* Work request *
Exactly as they appear, output all of the records. Skip any images.

[Stored items]
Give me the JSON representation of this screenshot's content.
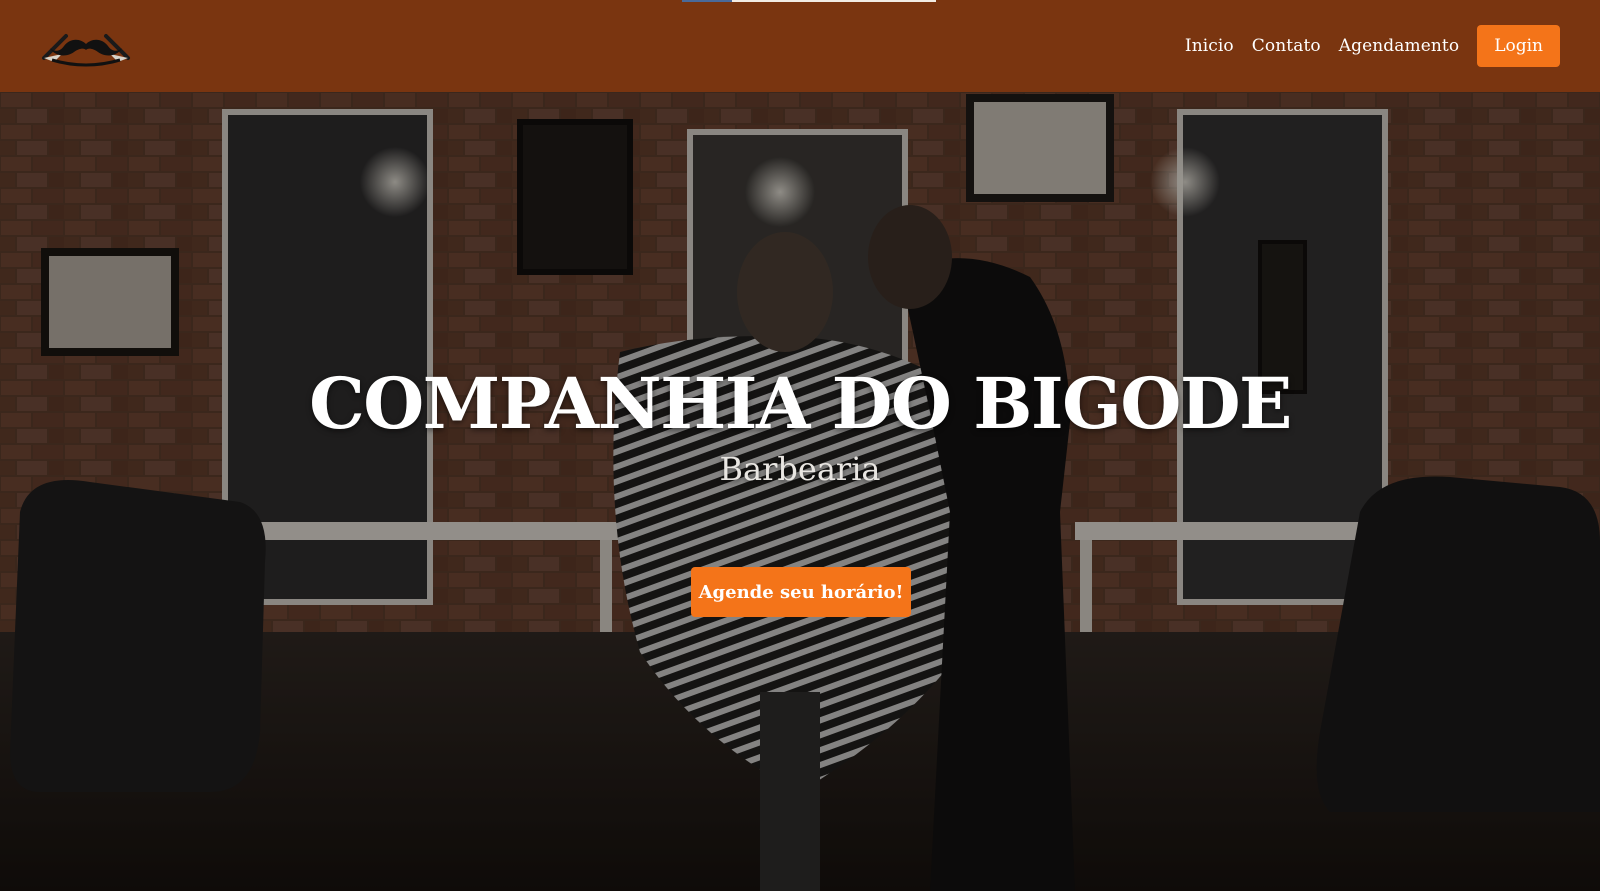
{
  "nav": {
    "logo_icon": "mustache-razor-logo",
    "links": [
      "Inicio",
      "Contato",
      "Agendamento"
    ],
    "login_label": "Login"
  },
  "hero": {
    "title": "COMPANHIA DO BIGODE",
    "subtitle": "Barbearia",
    "cta_label": "Agende seu horário!",
    "background_icon": "barbershop-interior-photo"
  },
  "colors": {
    "navbar": "#7a3510",
    "accent": "#f47419",
    "text": "#ffffff"
  }
}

* Exercise output *
Give me the JSON representation of this screenshot's content.
{
  "nav": {
    "logo_icon": "mustache-razor-logo",
    "links": [
      "Inicio",
      "Contato",
      "Agendamento"
    ],
    "login_label": "Login"
  },
  "hero": {
    "title": "COMPANHIA DO BIGODE",
    "subtitle": "Barbearia",
    "cta_label": "Agende seu horário!",
    "background_icon": "barbershop-interior-photo"
  },
  "colors": {
    "navbar": "#7a3510",
    "accent": "#f47419",
    "text": "#ffffff"
  }
}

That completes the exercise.